[Data records Boundary: Start]

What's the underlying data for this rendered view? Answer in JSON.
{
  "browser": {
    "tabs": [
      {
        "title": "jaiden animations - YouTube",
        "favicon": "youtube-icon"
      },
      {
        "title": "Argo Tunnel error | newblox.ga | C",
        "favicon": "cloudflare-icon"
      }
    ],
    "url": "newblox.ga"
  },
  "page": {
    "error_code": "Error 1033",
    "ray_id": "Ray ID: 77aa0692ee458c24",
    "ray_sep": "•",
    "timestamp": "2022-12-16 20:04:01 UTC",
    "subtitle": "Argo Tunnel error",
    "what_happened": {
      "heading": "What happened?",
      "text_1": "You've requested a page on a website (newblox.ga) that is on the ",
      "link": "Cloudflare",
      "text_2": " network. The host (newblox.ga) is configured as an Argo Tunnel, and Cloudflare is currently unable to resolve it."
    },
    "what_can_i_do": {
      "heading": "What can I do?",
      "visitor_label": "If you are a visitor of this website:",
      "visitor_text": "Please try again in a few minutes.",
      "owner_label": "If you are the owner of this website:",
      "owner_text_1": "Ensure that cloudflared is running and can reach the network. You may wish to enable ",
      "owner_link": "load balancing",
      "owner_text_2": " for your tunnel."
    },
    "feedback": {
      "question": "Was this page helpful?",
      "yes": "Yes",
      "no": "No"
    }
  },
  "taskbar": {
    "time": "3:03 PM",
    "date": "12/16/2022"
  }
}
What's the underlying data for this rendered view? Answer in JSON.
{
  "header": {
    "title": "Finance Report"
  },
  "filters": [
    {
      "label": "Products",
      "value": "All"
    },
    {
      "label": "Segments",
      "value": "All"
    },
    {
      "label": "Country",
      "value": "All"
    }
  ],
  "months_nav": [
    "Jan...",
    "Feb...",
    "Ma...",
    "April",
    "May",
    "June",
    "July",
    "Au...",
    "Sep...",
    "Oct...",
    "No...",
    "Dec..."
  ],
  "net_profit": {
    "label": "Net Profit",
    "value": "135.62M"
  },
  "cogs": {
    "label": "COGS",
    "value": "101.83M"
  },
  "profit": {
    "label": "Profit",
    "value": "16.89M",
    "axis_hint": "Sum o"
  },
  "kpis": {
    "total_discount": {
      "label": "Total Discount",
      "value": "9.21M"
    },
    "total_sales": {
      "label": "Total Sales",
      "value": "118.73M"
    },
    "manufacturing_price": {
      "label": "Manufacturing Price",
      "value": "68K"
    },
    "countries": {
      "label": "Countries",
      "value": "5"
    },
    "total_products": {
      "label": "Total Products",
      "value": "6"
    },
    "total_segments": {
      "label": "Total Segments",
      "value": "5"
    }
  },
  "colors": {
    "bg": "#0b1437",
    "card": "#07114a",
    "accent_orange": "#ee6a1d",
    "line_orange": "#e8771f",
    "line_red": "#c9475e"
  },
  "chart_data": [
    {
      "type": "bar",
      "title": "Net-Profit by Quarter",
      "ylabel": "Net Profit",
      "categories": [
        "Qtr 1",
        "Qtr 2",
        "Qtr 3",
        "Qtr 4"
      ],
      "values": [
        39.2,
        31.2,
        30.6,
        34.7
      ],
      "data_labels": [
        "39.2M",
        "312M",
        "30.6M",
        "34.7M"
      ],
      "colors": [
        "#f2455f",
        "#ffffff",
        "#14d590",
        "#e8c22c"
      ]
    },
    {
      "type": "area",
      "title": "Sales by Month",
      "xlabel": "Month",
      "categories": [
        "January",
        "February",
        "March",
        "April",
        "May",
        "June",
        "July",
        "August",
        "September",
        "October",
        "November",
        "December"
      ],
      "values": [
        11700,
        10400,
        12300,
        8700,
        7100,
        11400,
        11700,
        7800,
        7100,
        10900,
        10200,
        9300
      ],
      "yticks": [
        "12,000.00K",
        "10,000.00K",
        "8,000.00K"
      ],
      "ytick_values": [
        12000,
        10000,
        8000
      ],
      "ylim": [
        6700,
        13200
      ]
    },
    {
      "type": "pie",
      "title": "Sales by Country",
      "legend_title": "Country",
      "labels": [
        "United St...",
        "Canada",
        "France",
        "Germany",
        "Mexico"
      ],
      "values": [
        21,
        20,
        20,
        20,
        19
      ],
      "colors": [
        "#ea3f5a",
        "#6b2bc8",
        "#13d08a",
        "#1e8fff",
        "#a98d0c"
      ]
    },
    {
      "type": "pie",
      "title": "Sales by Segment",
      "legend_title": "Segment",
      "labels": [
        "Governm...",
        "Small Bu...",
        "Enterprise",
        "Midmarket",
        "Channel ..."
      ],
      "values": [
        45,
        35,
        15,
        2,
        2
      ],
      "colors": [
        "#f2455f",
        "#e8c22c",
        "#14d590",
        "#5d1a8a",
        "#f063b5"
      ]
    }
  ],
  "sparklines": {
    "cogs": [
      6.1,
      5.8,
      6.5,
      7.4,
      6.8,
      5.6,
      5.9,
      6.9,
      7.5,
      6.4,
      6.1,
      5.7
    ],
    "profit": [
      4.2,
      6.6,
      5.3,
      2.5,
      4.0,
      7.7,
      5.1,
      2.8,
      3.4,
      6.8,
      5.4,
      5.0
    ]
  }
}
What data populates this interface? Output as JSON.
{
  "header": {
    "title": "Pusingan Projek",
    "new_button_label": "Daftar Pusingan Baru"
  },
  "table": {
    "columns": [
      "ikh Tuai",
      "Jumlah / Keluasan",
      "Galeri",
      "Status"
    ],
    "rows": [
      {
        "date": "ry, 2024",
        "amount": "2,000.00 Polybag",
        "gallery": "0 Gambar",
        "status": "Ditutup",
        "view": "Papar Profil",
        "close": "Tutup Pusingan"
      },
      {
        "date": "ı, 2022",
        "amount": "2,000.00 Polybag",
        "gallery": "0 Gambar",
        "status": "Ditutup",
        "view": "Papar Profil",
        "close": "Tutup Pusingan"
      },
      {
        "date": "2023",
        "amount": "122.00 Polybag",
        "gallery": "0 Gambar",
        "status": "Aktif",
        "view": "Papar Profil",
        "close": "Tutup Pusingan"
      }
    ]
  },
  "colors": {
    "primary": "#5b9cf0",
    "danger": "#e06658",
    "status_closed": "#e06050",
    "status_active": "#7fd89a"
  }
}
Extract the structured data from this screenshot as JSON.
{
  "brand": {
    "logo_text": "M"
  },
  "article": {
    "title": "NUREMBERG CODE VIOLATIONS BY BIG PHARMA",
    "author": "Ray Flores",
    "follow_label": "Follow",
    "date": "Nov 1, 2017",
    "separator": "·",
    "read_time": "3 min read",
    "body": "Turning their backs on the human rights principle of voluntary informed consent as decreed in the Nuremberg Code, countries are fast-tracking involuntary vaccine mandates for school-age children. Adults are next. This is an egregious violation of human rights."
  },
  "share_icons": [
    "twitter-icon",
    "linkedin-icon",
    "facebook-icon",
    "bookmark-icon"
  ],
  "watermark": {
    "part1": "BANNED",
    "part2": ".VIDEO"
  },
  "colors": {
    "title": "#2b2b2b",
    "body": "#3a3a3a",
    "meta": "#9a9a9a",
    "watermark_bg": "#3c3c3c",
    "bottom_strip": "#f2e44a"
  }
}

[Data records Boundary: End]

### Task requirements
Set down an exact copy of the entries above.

### Response to the task
What's the underlying data for this rendered view? Answer in JSON.
{
  "browser": {
    "tabs": [
      {
        "title": "jaiden animations - YouTube",
        "favicon": "youtube-icon"
      },
      {
        "title": "Argo Tunnel error | newblox.ga | C",
        "favicon": "cloudflare-icon"
      }
    ],
    "url": "newblox.ga"
  },
  "page": {
    "error_code": "Error 1033",
    "ray_id": "Ray ID: 77aa0692ee458c24",
    "ray_sep": "•",
    "timestamp": "2022-12-16 20:04:01 UTC",
    "subtitle": "Argo Tunnel error",
    "what_happened": {
      "heading": "What happened?",
      "text_1": "You've requested a page on a website (newblox.ga) that is on the ",
      "link": "Cloudflare",
      "text_2": " network. The host (newblox.ga) is configured as an Argo Tunnel, and Cloudflare is currently unable to resolve it."
    },
    "what_can_i_do": {
      "heading": "What can I do?",
      "visitor_label": "If you are a visitor of this website:",
      "visitor_text": "Please try again in a few minutes.",
      "owner_label": "If you are the owner of this website:",
      "owner_text_1": "Ensure that cloudflared is running and can reach the network. You may wish to enable ",
      "owner_link": "load balancing",
      "owner_text_2": " for your tunnel."
    },
    "feedback": {
      "question": "Was this page helpful?",
      "yes": "Yes",
      "no": "No"
    }
  },
  "taskbar": {
    "time": "3:03 PM",
    "date": "12/16/2022"
  }
}
What's the underlying data for this rendered view? Answer in JSON.
{
  "header": {
    "title": "Finance Report"
  },
  "filters": [
    {
      "label": "Products",
      "value": "All"
    },
    {
      "label": "Segments",
      "value": "All"
    },
    {
      "label": "Country",
      "value": "All"
    }
  ],
  "months_nav": [
    "Jan...",
    "Feb...",
    "Ma...",
    "April",
    "May",
    "June",
    "July",
    "Au...",
    "Sep...",
    "Oct...",
    "No...",
    "Dec..."
  ],
  "net_profit": {
    "label": "Net Profit",
    "value": "135.62M"
  },
  "cogs": {
    "label": "COGS",
    "value": "101.83M"
  },
  "profit": {
    "label": "Profit",
    "value": "16.89M",
    "axis_hint": "Sum o"
  },
  "kpis": {
    "total_discount": {
      "label": "Total Discount",
      "value": "9.21M"
    },
    "total_sales": {
      "label": "Total Sales",
      "value": "118.73M"
    },
    "manufacturing_price": {
      "label": "Manufacturing Price",
      "value": "68K"
    },
    "countries": {
      "label": "Countries",
      "value": "5"
    },
    "total_products": {
      "label": "Total Products",
      "value": "6"
    },
    "total_segments": {
      "label": "Total Segments",
      "value": "5"
    }
  },
  "colors": {
    "bg": "#0b1437",
    "card": "#07114a",
    "accent_orange": "#ee6a1d",
    "line_orange": "#e8771f",
    "line_red": "#c9475e"
  },
  "chart_data": [
    {
      "type": "bar",
      "title": "Net-Profit by Quarter",
      "ylabel": "Net Profit",
      "categories": [
        "Qtr 1",
        "Qtr 2",
        "Qtr 3",
        "Qtr 4"
      ],
      "values": [
        39.2,
        31.2,
        30.6,
        34.7
      ],
      "data_labels": [
        "39.2M",
        "312M",
        "30.6M",
        "34.7M"
      ],
      "colors": [
        "#f2455f",
        "#ffffff",
        "#14d590",
        "#e8c22c"
      ]
    },
    {
      "type": "area",
      "title": "Sales by Month",
      "xlabel": "Month",
      "categories": [
        "January",
        "February",
        "March",
        "April",
        "May",
        "June",
        "July",
        "August",
        "September",
        "October",
        "November",
        "December"
      ],
      "values": [
        11700,
        10400,
        12300,
        8700,
        7100,
        11400,
        11700,
        7800,
        7100,
        10900,
        10200,
        9300
      ],
      "yticks": [
        "12,000.00K",
        "10,000.00K",
        "8,000.00K"
      ],
      "ytick_values": [
        12000,
        10000,
        8000
      ],
      "ylim": [
        6700,
        13200
      ]
    },
    {
      "type": "pie",
      "title": "Sales by Country",
      "legend_title": "Country",
      "labels": [
        "United St...",
        "Canada",
        "France",
        "Germany",
        "Mexico"
      ],
      "values": [
        21,
        20,
        20,
        20,
        19
      ],
      "colors": [
        "#ea3f5a",
        "#6b2bc8",
        "#13d08a",
        "#1e8fff",
        "#a98d0c"
      ]
    },
    {
      "type": "pie",
      "title": "Sales by Segment",
      "legend_title": "Segment",
      "labels": [
        "Governm...",
        "Small Bu...",
        "Enterprise",
        "Midmarket",
        "Channel ..."
      ],
      "values": [
        45,
        35,
        15,
        2,
        2
      ],
      "colors": [
        "#f2455f",
        "#e8c22c",
        "#14d590",
        "#5d1a8a",
        "#f063b5"
      ]
    }
  ],
  "sparklines": {
    "cogs": [
      6.1,
      5.8,
      6.5,
      7.4,
      6.8,
      5.6,
      5.9,
      6.9,
      7.5,
      6.4,
      6.1,
      5.7
    ],
    "profit": [
      4.2,
      6.6,
      5.3,
      2.5,
      4.0,
      7.7,
      5.1,
      2.8,
      3.4,
      6.8,
      5.4,
      5.0
    ]
  }
}
What data populates this interface? Output as JSON.
{
  "header": {
    "title": "Pusingan Projek",
    "new_button_label": "Daftar Pusingan Baru"
  },
  "table": {
    "columns": [
      "ikh Tuai",
      "Jumlah / Keluasan",
      "Galeri",
      "Status"
    ],
    "rows": [
      {
        "date": "ry, 2024",
        "amount": "2,000.00 Polybag",
        "gallery": "0 Gambar",
        "status": "Ditutup",
        "view": "Papar Profil",
        "close": "Tutup Pusingan"
      },
      {
        "date": "ı, 2022",
        "amount": "2,000.00 Polybag",
        "gallery": "0 Gambar",
        "status": "Ditutup",
        "view": "Papar Profil",
        "close": "Tutup Pusingan"
      },
      {
        "date": "2023",
        "amount": "122.00 Polybag",
        "gallery": "0 Gambar",
        "status": "Aktif",
        "view": "Papar Profil",
        "close": "Tutup Pusingan"
      }
    ]
  },
  "colors": {
    "primary": "#5b9cf0",
    "danger": "#e06658",
    "status_closed": "#e06050",
    "status_active": "#7fd89a"
  }
}
Extract the structured data from this screenshot as JSON.
{
  "brand": {
    "logo_text": "M"
  },
  "article": {
    "title": "NUREMBERG CODE VIOLATIONS BY BIG PHARMA",
    "author": "Ray Flores",
    "follow_label": "Follow",
    "date": "Nov 1, 2017",
    "separator": "·",
    "read_time": "3 min read",
    "body": "Turning their backs on the human rights principle of voluntary informed consent as decreed in the Nuremberg Code, countries are fast-tracking involuntary vaccine mandates for school-age children. Adults are next. This is an egregious violation of human rights."
  },
  "share_icons": [
    "twitter-icon",
    "linkedin-icon",
    "facebook-icon",
    "bookmark-icon"
  ],
  "watermark": {
    "part1": "BANNED",
    "part2": ".VIDEO"
  },
  "colors": {
    "title": "#2b2b2b",
    "body": "#3a3a3a",
    "meta": "#9a9a9a",
    "watermark_bg": "#3c3c3c",
    "bottom_strip": "#f2e44a"
  }
}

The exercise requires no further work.